One forecast in particular – wages growth – attracted more attention than most. In the budget treasury forecast wages will increase by 2.5% over 2015/16 before accelerating to 2.75% in 2016/17. These figures, far higher than the 2.3% record-low rate seen in the ABS’ wage price index released last week, saw estimates for household consumption and income tax receipts improve as a consequence.
While the treasury forecasts may prove to be correct, there are several domestic labour market indicators at present that suggest wages growth of 2.5%, let alone 2.75%, may be hard to achieve in the years ahead.
CBA, in a research note released earlier today, suggests spare capacity within Australia’s economy – unused or underutilised resources – will keep a lid on wages growth below trend for some time yet.
The researchers at CBA offer three reasons why this is likely to occur.
First, a more flexible labour force enables firms’ greater scope to limit wages growth due to slackness in the labour market. It may be that workers are willing to take lower wages growth for job security.
Second, the underutilisation rate has risen faster than the increase in the unemployment rate meaning that the change in the unemployment rate alone is not fully capturing the lift in spare capacity in the labour market.
Third, job security fears have risen substantially over the past two years. Employees are less likely to look to negotiate a pay rise while job security fears are elevated. Finally, the AUD has not fallen by as much as the decline in the terms-of-trade which means that nominal income growth has been more supressed across the economy than would have otherwise been the case.
Benign wages growth, what the CBA are suggesting, is also likely to keep a lid on inflation and, as a consequence, the outlook for interest rates.
“In our view, the unemployment rate is likely to stay above 6% over the next year which is a fair bit higher than the estimated NAIRU (non-accelerating rate of inflation) of 5.3%. That means that there will be a material amount of spare capacity in the Australian economy which should see wages growth remain modest and inflation well contained. For rates, that means the RBA is almost certain to keep monetary policy highly accommodative. Our base case has the RBA on hold over the next year, but the risks are titled towards further easing”.

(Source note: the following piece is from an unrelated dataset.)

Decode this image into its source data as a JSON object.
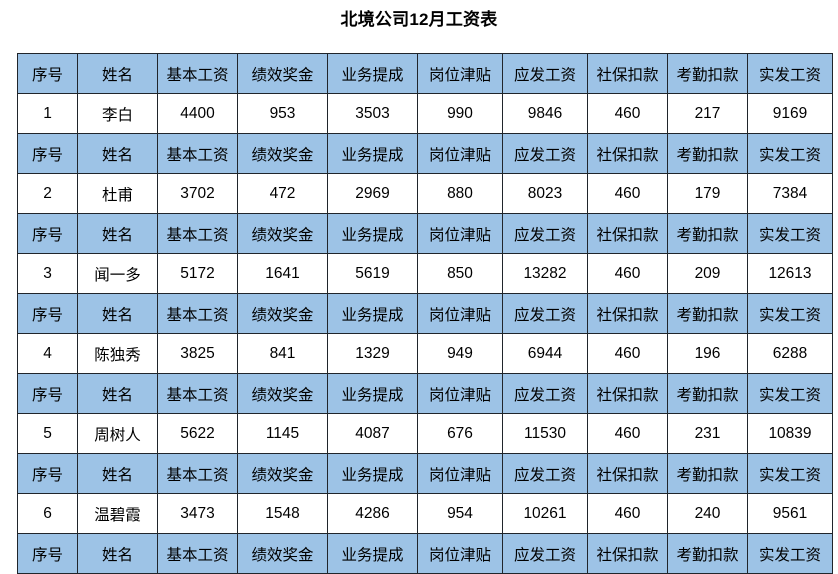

While downward revisions to the budget’s fiscal position are nothing new — they’ve been more common than not in recent years — it appears that even before the 2015/16 fiscal year has begun the bar to merely meet expectations is looking increasingly high.